Now, as an instructor, I couldn't be exempt. I participated as well and was the first to share. I shared about not only the good things, like graduating from college or getting my first camera, but also my first failed photo shoot and how embarrassed I was, and deaths in my family.
Then I followed up with a series of questions as they looked at their timeline. This was not a sharing time, but a reflecting time. It went along something like this:
"Look at your timeline. Like me, you probably have some good times and some bad times. But, here you are. You got through them. What led to the good times? What was it about those times that were good? Do you have any of those things in your life now? What strengths did you exhibit during those good times? Now, look at the bad times. You survived. What got you through? What strengths did you draw on? What supports did you use? And look at the pattern of what you found to be 'good' memories...is there a common thread? What about the 'bad' memories? Think about what you left out. Is there a reason you left them out? Look at what you included. Is there a reason those memories stand out to you more than others?"
I'm sure there were other questions I asked as well, but you can see how this went. I was helping them to mine for gold. Ruminating on the past and pining for the good old times or regretting what has happened can get you pretty stuck in the past and not moving forward. You end up digging in the dirt and just getting dirty. But, there's treasure to be found there! Look for that treasure! You will find it, and you will certainly be richer for it.

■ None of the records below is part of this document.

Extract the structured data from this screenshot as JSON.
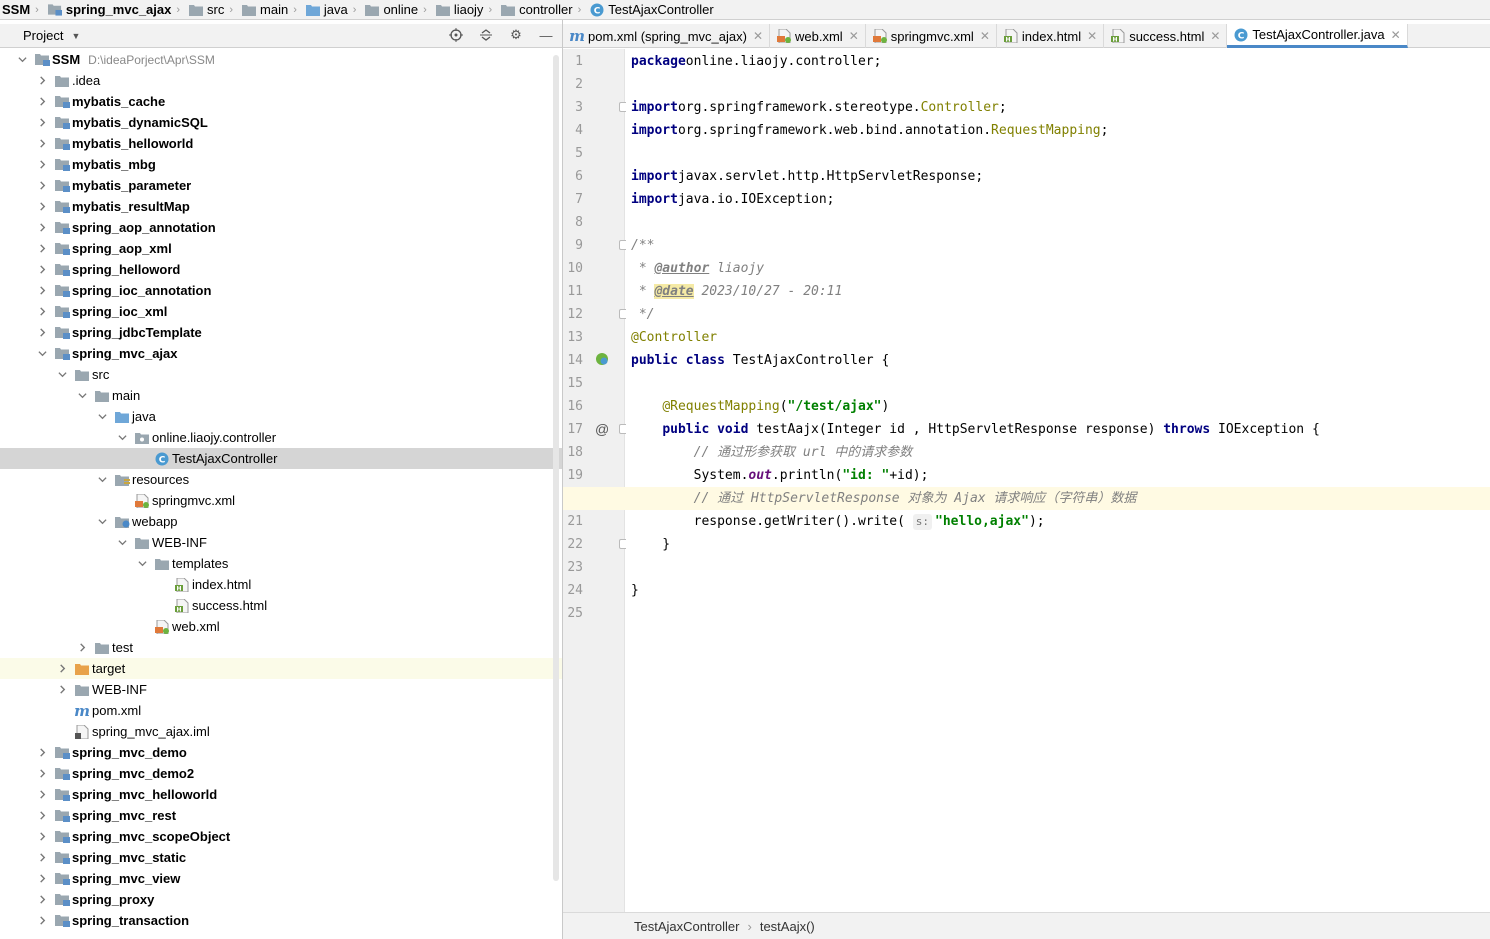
{
  "breadcrumb": [
    "SSM",
    "spring_mvc_ajax",
    "src",
    "main",
    "java",
    "online",
    "liaojy",
    "controller",
    "TestAjaxController"
  ],
  "project_panel": {
    "title": "Project",
    "tree": [
      {
        "label": "SSM",
        "sub": "D:\\ideaPorject\\Apr\\SSM",
        "depth": 0,
        "expanded": true,
        "icon": "module-folder-icon",
        "bold": true
      },
      {
        "label": ".idea",
        "depth": 1,
        "expanded": false,
        "icon": "folder-icon"
      },
      {
        "label": "mybatis_cache",
        "depth": 1,
        "expanded": false,
        "icon": "module-folder-icon",
        "bold": true
      },
      {
        "label": "mybatis_dynamicSQL",
        "depth": 1,
        "expanded": false,
        "icon": "module-folder-icon",
        "bold": true
      },
      {
        "label": "mybatis_helloworld",
        "depth": 1,
        "expanded": false,
        "icon": "module-folder-icon",
        "bold": true
      },
      {
        "label": "mybatis_mbg",
        "depth": 1,
        "expanded": false,
        "icon": "module-folder-icon",
        "bold": true
      },
      {
        "label": "mybatis_parameter",
        "depth": 1,
        "expanded": false,
        "icon": "module-folder-icon",
        "bold": true
      },
      {
        "label": "mybatis_resultMap",
        "depth": 1,
        "expanded": false,
        "icon": "module-folder-icon",
        "bold": true
      },
      {
        "label": "spring_aop_annotation",
        "depth": 1,
        "expanded": false,
        "icon": "module-folder-icon",
        "bold": true
      },
      {
        "label": "spring_aop_xml",
        "depth": 1,
        "expanded": false,
        "icon": "module-folder-icon",
        "bold": true
      },
      {
        "label": "spring_helloword",
        "depth": 1,
        "expanded": false,
        "icon": "module-folder-icon",
        "bold": true
      },
      {
        "label": "spring_ioc_annotation",
        "depth": 1,
        "expanded": false,
        "icon": "module-folder-icon",
        "bold": true
      },
      {
        "label": "spring_ioc_xml",
        "depth": 1,
        "expanded": false,
        "icon": "module-folder-icon",
        "bold": true
      },
      {
        "label": "spring_jdbcTemplate",
        "depth": 1,
        "expanded": false,
        "icon": "module-folder-icon",
        "bold": true
      },
      {
        "label": "spring_mvc_ajax",
        "depth": 1,
        "expanded": true,
        "icon": "module-folder-icon",
        "bold": true
      },
      {
        "label": "src",
        "depth": 2,
        "expanded": true,
        "icon": "folder-icon"
      },
      {
        "label": "main",
        "depth": 3,
        "expanded": true,
        "icon": "folder-icon"
      },
      {
        "label": "java",
        "depth": 4,
        "expanded": true,
        "icon": "source-folder-icon"
      },
      {
        "label": "online.liaojy.controller",
        "depth": 5,
        "expanded": true,
        "icon": "package-icon"
      },
      {
        "label": "TestAjaxController",
        "depth": 6,
        "leaf": true,
        "icon": "class-icon",
        "selected": true
      },
      {
        "label": "resources",
        "depth": 4,
        "expanded": true,
        "icon": "resources-folder-icon"
      },
      {
        "label": "springmvc.xml",
        "depth": 5,
        "leaf": true,
        "icon": "spring-xml-icon"
      },
      {
        "label": "webapp",
        "depth": 4,
        "expanded": true,
        "icon": "web-folder-icon"
      },
      {
        "label": "WEB-INF",
        "depth": 5,
        "expanded": true,
        "icon": "folder-icon"
      },
      {
        "label": "templates",
        "depth": 6,
        "expanded": true,
        "icon": "folder-icon"
      },
      {
        "label": "index.html",
        "depth": 7,
        "leaf": true,
        "icon": "html-file-icon"
      },
      {
        "label": "success.html",
        "depth": 7,
        "leaf": true,
        "icon": "html-file-icon"
      },
      {
        "label": "web.xml",
        "depth": 6,
        "leaf": true,
        "icon": "web-xml-icon"
      },
      {
        "label": "test",
        "depth": 3,
        "expanded": false,
        "icon": "folder-icon"
      },
      {
        "label": "target",
        "depth": 2,
        "expanded": false,
        "icon": "excluded-folder-icon",
        "highlight": true
      },
      {
        "label": "WEB-INF",
        "depth": 2,
        "expanded": false,
        "icon": "folder-icon"
      },
      {
        "label": "pom.xml",
        "depth": 2,
        "leaf": true,
        "icon": "maven-icon"
      },
      {
        "label": "spring_mvc_ajax.iml",
        "depth": 2,
        "leaf": true,
        "icon": "iml-file-icon"
      },
      {
        "label": "spring_mvc_demo",
        "depth": 1,
        "expanded": false,
        "icon": "module-folder-icon",
        "bold": true
      },
      {
        "label": "spring_mvc_demo2",
        "depth": 1,
        "expanded": false,
        "icon": "module-folder-icon",
        "bold": true
      },
      {
        "label": "spring_mvc_helloworld",
        "depth": 1,
        "expanded": false,
        "icon": "module-folder-icon",
        "bold": true
      },
      {
        "label": "spring_mvc_rest",
        "depth": 1,
        "expanded": false,
        "icon": "module-folder-icon",
        "bold": true
      },
      {
        "label": "spring_mvc_scopeObject",
        "depth": 1,
        "expanded": false,
        "icon": "module-folder-icon",
        "bold": true
      },
      {
        "label": "spring_mvc_static",
        "depth": 1,
        "expanded": false,
        "icon": "module-folder-icon",
        "bold": true
      },
      {
        "label": "spring_mvc_view",
        "depth": 1,
        "expanded": false,
        "icon": "module-folder-icon",
        "bold": true
      },
      {
        "label": "spring_proxy",
        "depth": 1,
        "expanded": false,
        "icon": "module-folder-icon",
        "bold": true
      },
      {
        "label": "spring_transaction",
        "depth": 1,
        "expanded": false,
        "icon": "module-folder-icon",
        "bold": true
      }
    ]
  },
  "editor_tabs": [
    {
      "label": "pom.xml (spring_mvc_ajax)",
      "icon": "maven-icon",
      "active": false
    },
    {
      "label": "web.xml",
      "icon": "web-xml-icon",
      "active": false
    },
    {
      "label": "springmvc.xml",
      "icon": "spring-xml-icon",
      "active": false
    },
    {
      "label": "index.html",
      "icon": "html-file-icon",
      "active": false
    },
    {
      "label": "success.html",
      "icon": "html-file-icon",
      "active": false
    },
    {
      "label": "TestAjaxController.java",
      "icon": "class-icon",
      "active": true
    }
  ],
  "code_lines": [
    [
      [
        "kw",
        "package"
      ],
      [
        "",
        "online.liaojy.controller;"
      ]
    ],
    [],
    [
      [
        "kw",
        "import"
      ],
      [
        "",
        "org.springframework.stereotype."
      ],
      [
        "ann",
        "Controller"
      ],
      [
        "",
        ";"
      ]
    ],
    [
      [
        "kw",
        "import"
      ],
      [
        "",
        "org.springframework.web.bind.annotation."
      ],
      [
        "ann",
        "RequestMapping"
      ],
      [
        "",
        ";"
      ]
    ],
    [],
    [
      [
        "kw",
        "import"
      ],
      [
        "",
        "javax.servlet.http.HttpServletResponse;"
      ]
    ],
    [
      [
        "kw",
        "import"
      ],
      [
        "",
        "java.io.IOException;"
      ]
    ],
    [],
    [
      [
        "cmt",
        "/**"
      ]
    ],
    [
      [
        "cmt",
        " * "
      ],
      [
        "tag",
        "@author"
      ],
      [
        "cmt",
        " liaojy"
      ]
    ],
    [
      [
        "cmt",
        " * "
      ],
      [
        "tag hlx",
        "@date"
      ],
      [
        "cmt",
        " 2023/10/27 - 20:11"
      ]
    ],
    [
      [
        "cmt",
        " */"
      ]
    ],
    [
      [
        "ann",
        "@Controller"
      ]
    ],
    [
      [
        "kw",
        "public class"
      ],
      [
        "",
        " TestAjaxController {"
      ]
    ],
    [],
    [
      [
        "",
        "    "
      ],
      [
        "ann",
        "@RequestMapping"
      ],
      [
        "",
        "("
      ],
      [
        "str",
        "\"/test/ajax\""
      ],
      [
        "",
        ")"
      ]
    ],
    [
      [
        "",
        "    "
      ],
      [
        "kw",
        "public void"
      ],
      [
        "",
        " testAajx(Integer id , HttpServletResponse response) "
      ],
      [
        "kw",
        "throws"
      ],
      [
        "",
        " IOException {"
      ]
    ],
    [
      [
        "",
        "        "
      ],
      [
        "cmt",
        "// 通过形参获取 url 中的请求参数"
      ]
    ],
    [
      [
        "",
        "        System."
      ],
      [
        "fld",
        "out"
      ],
      [
        "",
        ".println("
      ],
      [
        "str",
        "\"id: \""
      ],
      [
        "",
        "+id);"
      ]
    ],
    [
      [
        "",
        "        "
      ],
      [
        "cmt",
        "// 通过 HttpServletResponse 对象为 Ajax 请求响应（字符串）数据"
      ]
    ],
    [
      [
        "",
        "        response.getWriter().write( "
      ],
      [
        "hint",
        "s:"
      ],
      [
        "str",
        "\"hello,ajax\""
      ],
      [
        "",
        ");"
      ]
    ],
    [
      [
        "",
        "    }"
      ]
    ],
    [],
    [
      [
        "",
        "}"
      ]
    ],
    []
  ],
  "current_line": 20,
  "gutter_marks": [
    {
      "line": 14,
      "icon": "spring-bean-icon"
    },
    {
      "line": 17,
      "icon": "at-icon"
    }
  ],
  "fold_lines": [
    3,
    9,
    12,
    17,
    22
  ],
  "footer": {
    "class_name": "TestAjaxController",
    "method_name": "testAajx()"
  }
}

Here is a related post I found on Facebook: The Power of Utilization by Maureen | on September 9, 2012. I read this post a few times to get it to really sink in. You should read it too. What did I learn from this post? I learned that you can take moments in your past (good or bad) and make them mean something else. You can take a frustrating moment in time and make it become a learning experience or something you can use as a stepping stone.